CABE has joined forces with The Mirror in its latest bid to take good design to a new and wider audience.
The two have teamed up for a competition that will run in Saturday editions of the newspaper during Architecture Week, from 21 to 30 June. The competition marks a dynamic departure in the commission's effort to spread the word on good architecture.
'It has always been our intention to take good design to a wider audience and you can't get wider than 3.9 million readers of Saturday's Mirror, ' said CABE chief executive Jon Rouse.
'We are trying to promote good design, especially for housing.'
Details of the competition are being finalised, but the first-prize winner will receive an architectdesigned kitchen. The commission aims to underscore this mass-market approach with an architecture slot on ITV's popular morning show, This Morning.
The slot is due to run for five days during Architecture Week, and is aimed 'to push the debate about design even further', said Rouse.
CABE is also in talks with Channel 4 about possible TV coverage.
The commission said the move was intended to swing emphasis away from housebuilders and professionals to homeowners and the man in the street.
Rouse has spoken of his desire to target parents and teachers, having previously hammered home his message to construction clients, builders and procurers. He is said to be keen on spreading the word to fresh listeners, rather than in 'preaching to the converted'.
However, Rouse's pleas for good architecture have fallen on deaf ears among one possible section of his new audience. Greater Manchester Police defended proposed designs for 17 new police stations under the Private Finance Initiative after CABE wrote to the chief constable calling the designs bland.
Rouse wrote to David Wilmot complaining that the buildings were not 'obviously police stations - at first sight, one or two could be mistaken for leisure centres'. Overall levels of design in no way measured up to civic aspirations, he added.
But Mike Hodge, Greater Manchester Police's principal architectural liaison officer, said the force was entirely pleased with the designs by Clifford Tee + Gale. The project is worth just over £80 million and design aesthetics was a major consideration, he insisted.
'The fact they don't look like police stations is probably a good thing, ' he said. 'That CABE letter was written by somebody who does not understand secure-building design. Privacy and security are important considerations and affect where you put glass areas.'

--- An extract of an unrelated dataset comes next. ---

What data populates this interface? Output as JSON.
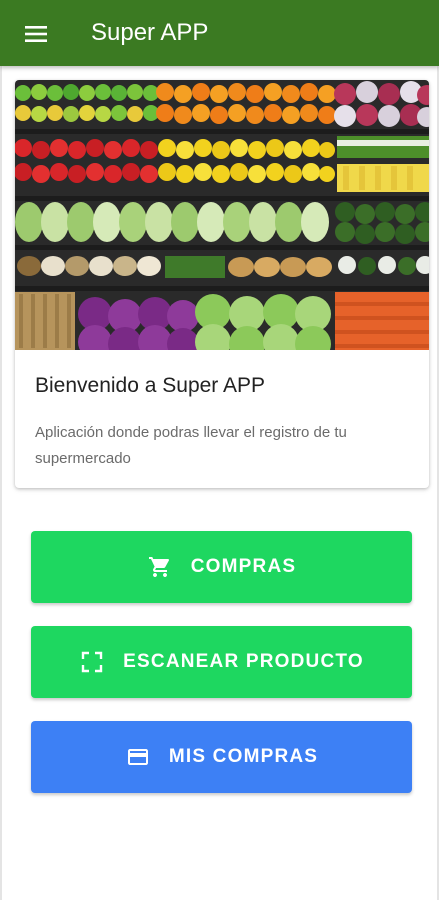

CABE said it was having a series of talks with the police. A spokeswoman said: 'The police thought the buildings were well designed and we are looking at that.We are going to have a series of meetings on what PFI is bringing to the process in terms of design.'